Tejeda offers the the one peripheral skill most fantasy leaguers desire in a potential closing find: a high K/9. For Tejeda, the move from the rotation to the bullpen had a gamma rays exposure-like effect on his strikeout rate. As a starter, he struck out a fewer than six per nine innings. Once he went to the bullpen, that rate skyrocketed to more than 10 per nine innings with the early 2009 results showing an astronomical 16.3 per nine innings!
That would typically be enough to tilt the typical owner into deciding to add Robinson Tejeda from the free agent pool in a saves gamble. But hold on! Tejeda has not managed to get any control of his walk rate in his move to the bullpen. Apparently, that gamma rays exposure had the same effect on Tejeda as it did on Bruce Banner: incredible strength with minimal control! Nevermind the distressing GB%.
Year Tm Lg LD% GB% IF/F K/G BB/G HR/G *HR/F P/PA LOB% 2005 PHI NL 20.90% 35.70% 13.70% 7.4 5.3 0.52 5.10% 4 75.60% 2006 TEX AL 17.50% 37.10% 10.50% 4.7 3.7 1.17 9.10% 3.8 75.00% 2007 TEX AL 14.30% 35.00% 13.80% 5.9 5.1 1.45 12.30% 3.9 64.40% 2008 TEX AL 30.00% 25.00% 11.10% 5.3 6.6 1.33 12.00% 4.7 46.50% 2008 KC AL 17.70% 34.40% 19.60% 10.1 4.7 0.74 8.70% 4.1 66.10% 2009 KC AL 0.00% 16.70% N/A 16.3 9.8 0 0.00% 4.4 88.90%
This leaves Jamey Wright as the logical free agent saves gamble from the Kansas City bullpen.
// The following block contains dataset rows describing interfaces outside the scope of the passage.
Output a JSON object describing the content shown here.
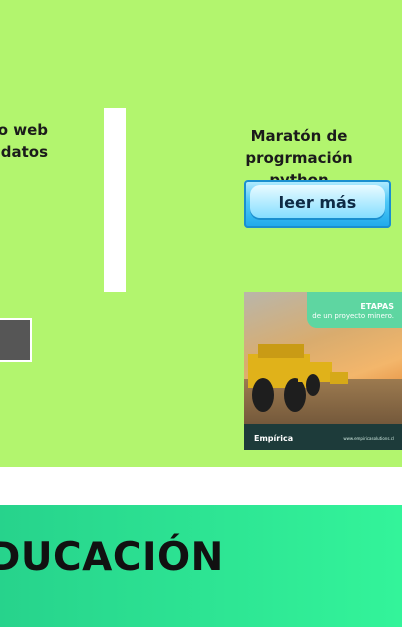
{
  "left_card": {
    "title_line1": "ño web",
    "title_line2": "datos"
  },
  "right_card": {
    "title_line1": "Maratón de progrmación",
    "title_line2": "python",
    "button_label": "leer más"
  },
  "ad": {
    "headline": "ETAPAS",
    "subhead": "de un proyecto minero.",
    "brand": "Empírica",
    "url": "www.empiricasolutions.cl"
  },
  "section": {
    "title": "DUCACIÓN"
  },
  "colors": {
    "page_green": "#b2f56e",
    "section_green": "#33f49a",
    "button_blue": "#1da9ea"
  }
}
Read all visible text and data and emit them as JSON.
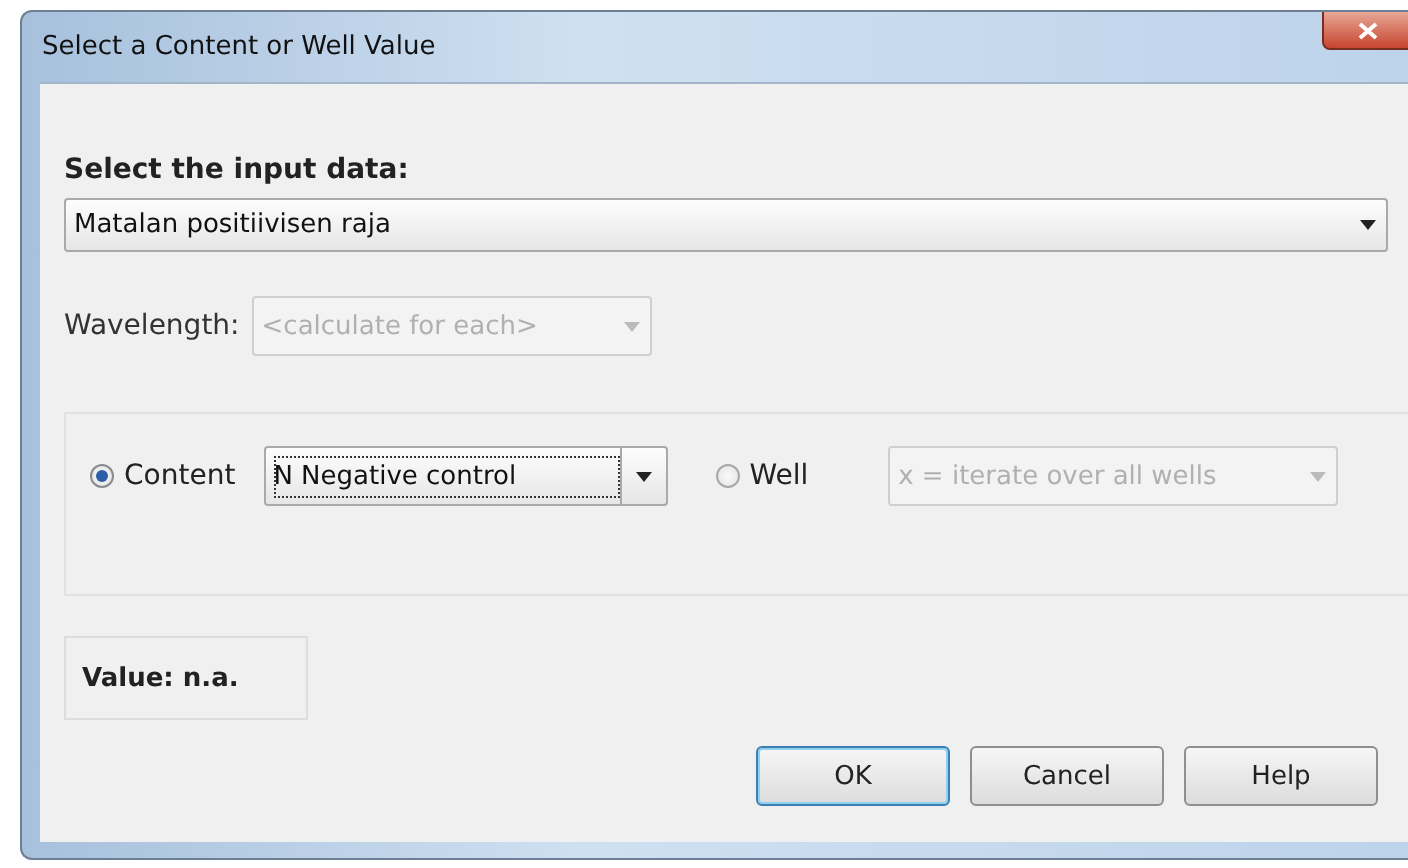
{
  "window": {
    "title": "Select a Content or Well Value"
  },
  "input_data": {
    "heading": "Select the input data:",
    "dropdown": {
      "value": "Matalan positiivisen raja",
      "disabled": false
    }
  },
  "wavelength": {
    "label": "Wavelength:",
    "dropdown": {
      "value": "<calculate for each>",
      "disabled": true
    }
  },
  "source_options": [
    {
      "label": "Content",
      "selected": true,
      "dropdown": {
        "value": "N Negative control",
        "disabled": false,
        "focused": true
      }
    },
    {
      "label": "Well",
      "selected": false,
      "dropdown": {
        "value": "x = iterate over all wells",
        "disabled": true,
        "focused": false
      }
    }
  ],
  "value_label": "Value: n.a.",
  "buttons": [
    {
      "label": "OK",
      "default": true
    },
    {
      "label": "Cancel",
      "default": false
    },
    {
      "label": "Help",
      "default": false
    }
  ]
}
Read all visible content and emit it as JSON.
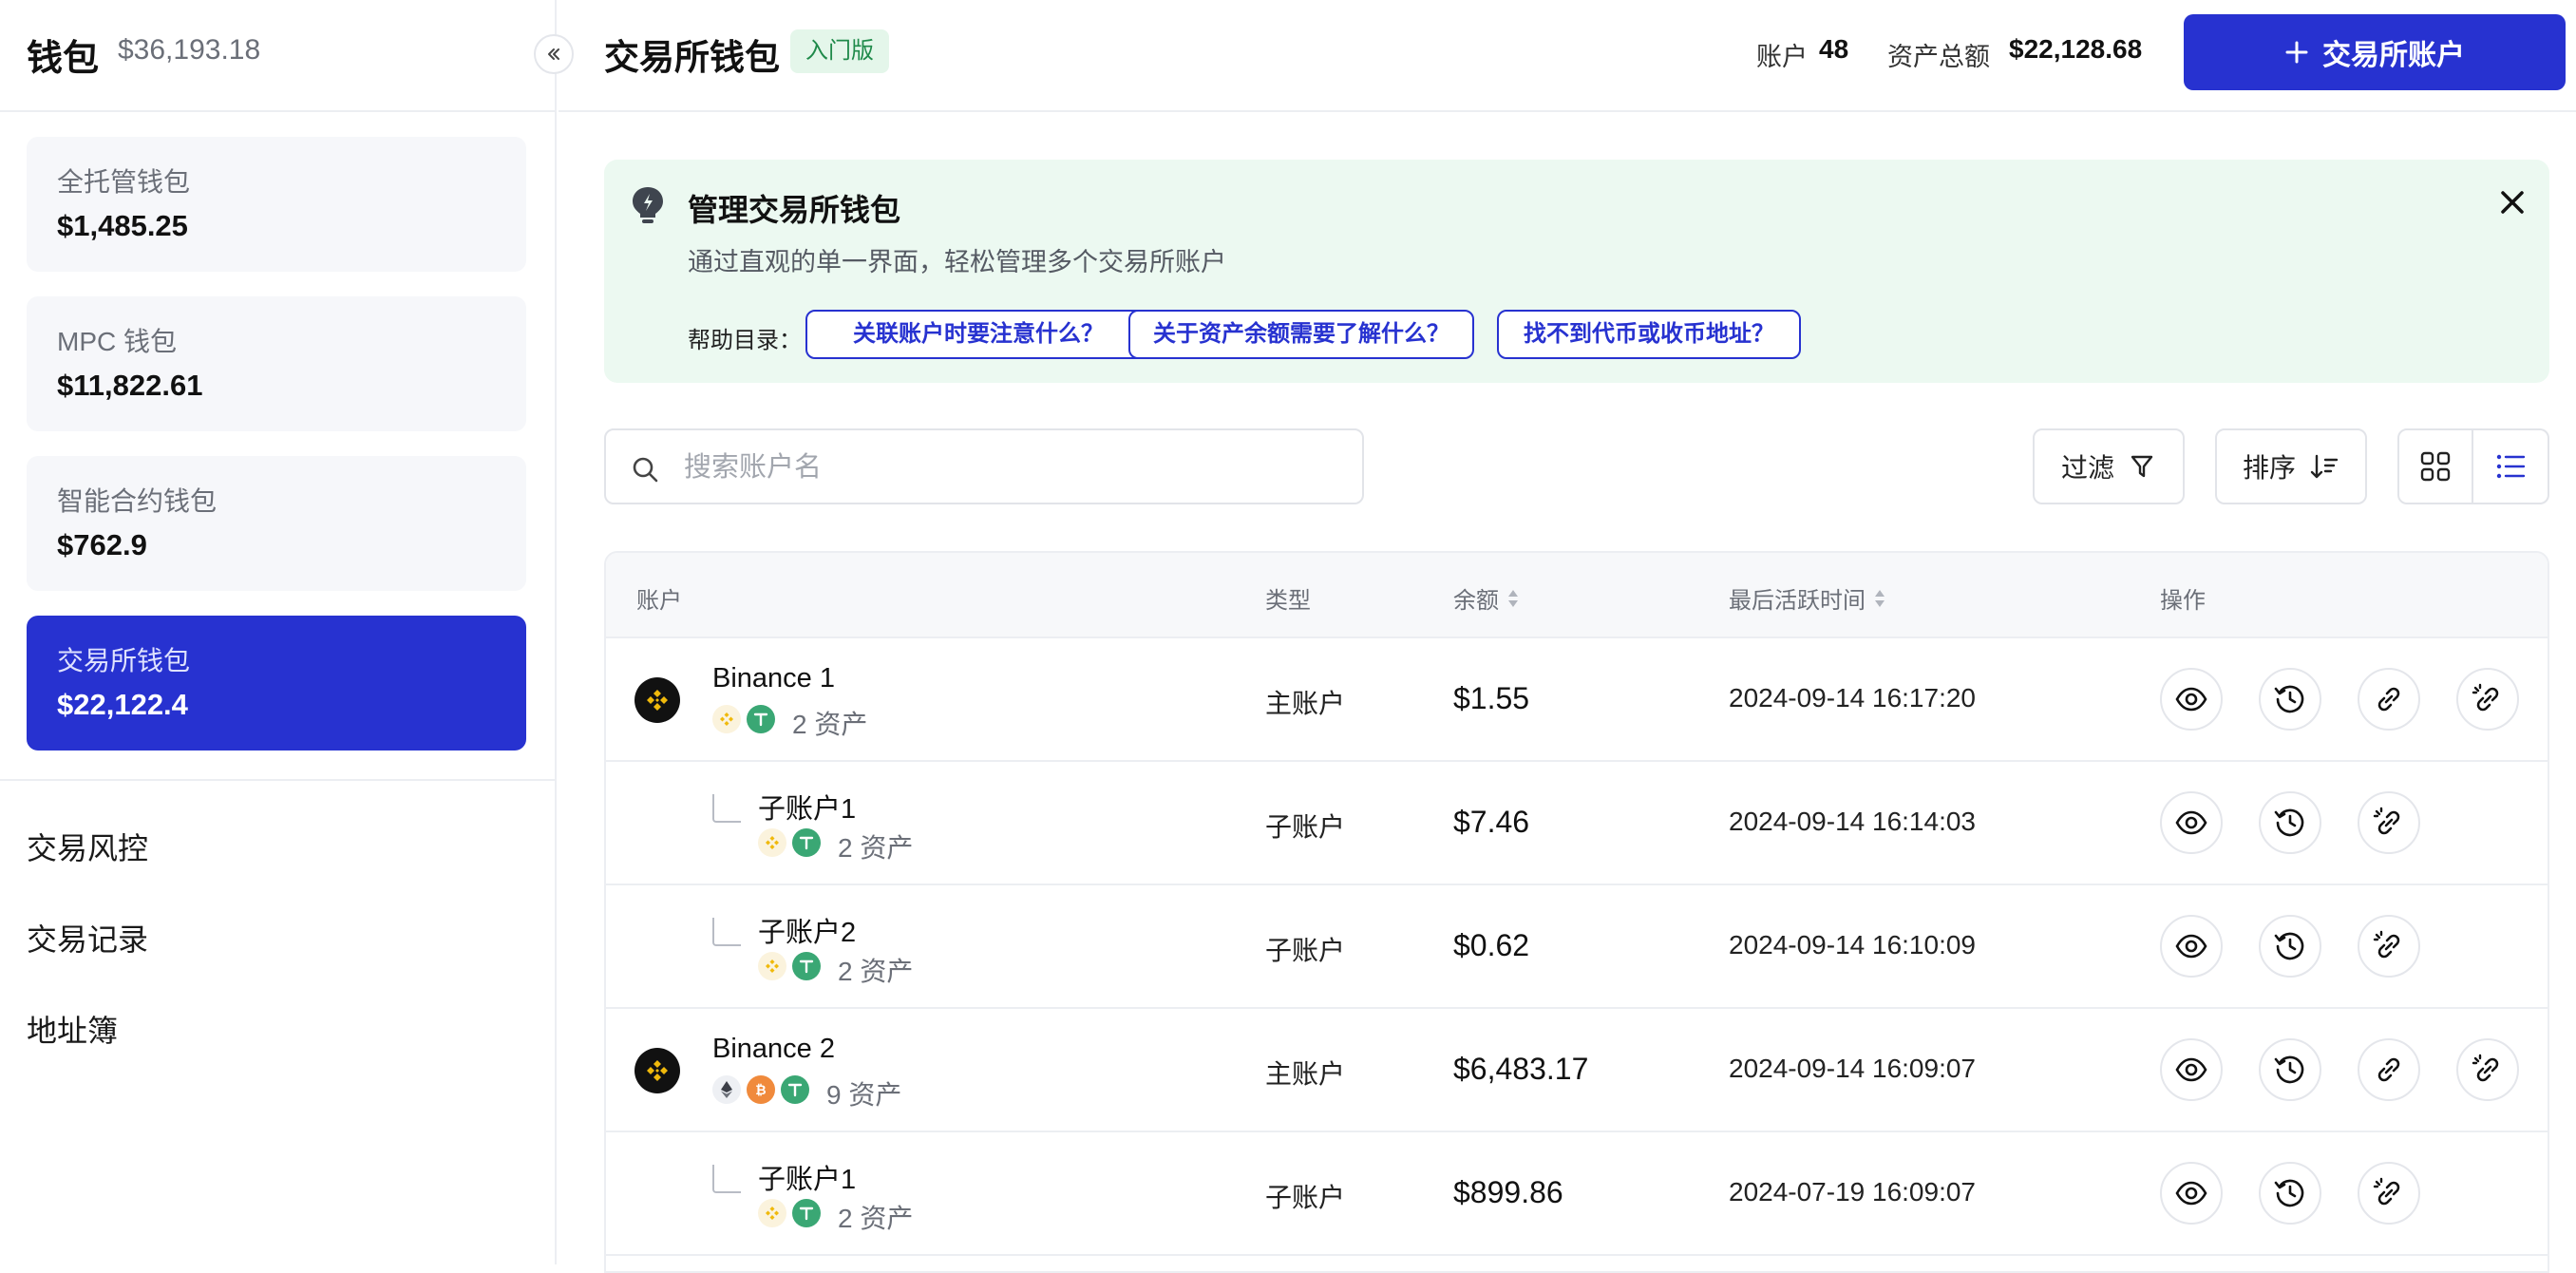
{
  "sidebar": {
    "title": "钱包",
    "total": "$36,193.18",
    "wallets": [
      {
        "label": "全托管钱包",
        "value": "$1,485.25"
      },
      {
        "label": "MPC 钱包",
        "value": "$11,822.61"
      },
      {
        "label": "智能合约钱包",
        "value": "$762.9"
      },
      {
        "label": "交易所钱包",
        "value": "$22,122.4",
        "active": true
      }
    ],
    "nav": [
      "交易风控",
      "交易记录",
      "地址簿"
    ]
  },
  "header": {
    "title": "交易所钱包",
    "badge": "入门版",
    "accounts_label": "账户",
    "accounts_value": "48",
    "assets_label": "资产总额",
    "assets_value": "$22,128.68",
    "add_button": "交易所账户"
  },
  "banner": {
    "title": "管理交易所钱包",
    "description": "通过直观的单一界面，轻松管理多个交易所账户",
    "help_label": "帮助目录：",
    "links": [
      "关联账户时要注意什么？",
      "关于资产余额需要了解什么？",
      "找不到代币或收币地址？"
    ]
  },
  "toolbar": {
    "search_placeholder": "搜索账户名",
    "filter_label": "过滤",
    "sort_label": "排序"
  },
  "table": {
    "columns": {
      "account": "账户",
      "type": "类型",
      "balance": "余额",
      "last_active": "最后活跃时间",
      "actions": "操作"
    },
    "rows": [
      {
        "name": "Binance 1",
        "assets": "2 资产",
        "type": "主账户",
        "balance": "$1.55",
        "time": "2024-09-14 16:17:20",
        "main": true,
        "coins": [
          "bnb",
          "usdt"
        ]
      },
      {
        "name": "子账户1",
        "assets": "2 资产",
        "type": "子账户",
        "balance": "$7.46",
        "time": "2024-09-14 16:14:03",
        "main": false,
        "coins": [
          "bnb",
          "usdt"
        ]
      },
      {
        "name": "子账户2",
        "assets": "2 资产",
        "type": "子账户",
        "balance": "$0.62",
        "time": "2024-09-14 16:10:09",
        "main": false,
        "coins": [
          "bnb",
          "usdt"
        ]
      },
      {
        "name": "Binance 2",
        "assets": "9 资产",
        "type": "主账户",
        "balance": "$6,483.17",
        "time": "2024-09-14 16:09:07",
        "main": true,
        "coins": [
          "eth",
          "btc",
          "usdt"
        ]
      },
      {
        "name": "子账户1",
        "assets": "2 资产",
        "type": "子账户",
        "balance": "$899.86",
        "time": "2024-07-19 16:09:07",
        "main": false,
        "coins": [
          "bnb",
          "usdt"
        ]
      }
    ]
  },
  "colors": {
    "primary": "#2732d0",
    "banner_bg": "#ecf9f1",
    "badge_text": "#1f8a4a",
    "binance_yellow": "#f0b90b",
    "usdt_green": "#3aa774",
    "btc_orange": "#f08a3c"
  },
  "icons": [
    "collapse-icon",
    "plus-icon",
    "lightbulb-icon",
    "close-icon",
    "search-icon",
    "filter-icon",
    "sort-icon",
    "grid-view-icon",
    "list-view-icon",
    "binance-logo-icon",
    "bnb-coin-icon",
    "usdt-coin-icon",
    "eth-coin-icon",
    "btc-coin-icon",
    "sort-arrows-icon",
    "eye-icon",
    "history-icon",
    "link-icon",
    "unlink-icon"
  ]
}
Jamey Wright has one particular skill that makes him the attractive option to close in the event Joakim Soria’s shoulder is more serious than the team is currently letting on. Wright has a GB% in excess of 60 percent.
In addition, his K/9 was an acceptable 6.1 in 2007. So far in 2009, Wright has upped that to 7.1 and decreased his BB/9 from last season’s 3.6 to 1.2. This is the kind of statistical discovery that makes fantasy owners’ days!
Year Tm LD% GB% IF/F K/G BB/G HR/G *HR/F P/PA LOB% 2004 COL 22.30% 49.80% 17.60% 4.4 4.8 0.86 11.40% 3.8 77.20% 2005 COL 20.30% 52.70% 7.10% 5 4 1.08 13.30% 3.5 66.90% 2006 SF 18.40% 58.10% 8.30% 4.5 3.7 0.92 15.30% 3.5 66.80% 2007 TEX 17.20% 54.80% 11.90% 4.6 4.8 0.7 10.00% 3.8 75.70% 2008 TEX 19.60% 61.90% N/A 6.1 3.6 0.51 9.60% 3.8 61.20% 2009 KC 13.00% 65.20% 20.00% 7.3 1.2 1.22 26.90% 3.2 107.10%
Right now, you’ve got one of two reactions depending on your fantasy format preference. Either you feel you have lost 10 minutes of your life that you can never recover or you are readying to click over to your fantasy league website(s) to add Jamey Wright.
Eric writes about the fantasy baseball, mixed and single league formats, at Fake Teams seven days a week and welcomes questions, comments and criticism via email.
<< Return to Article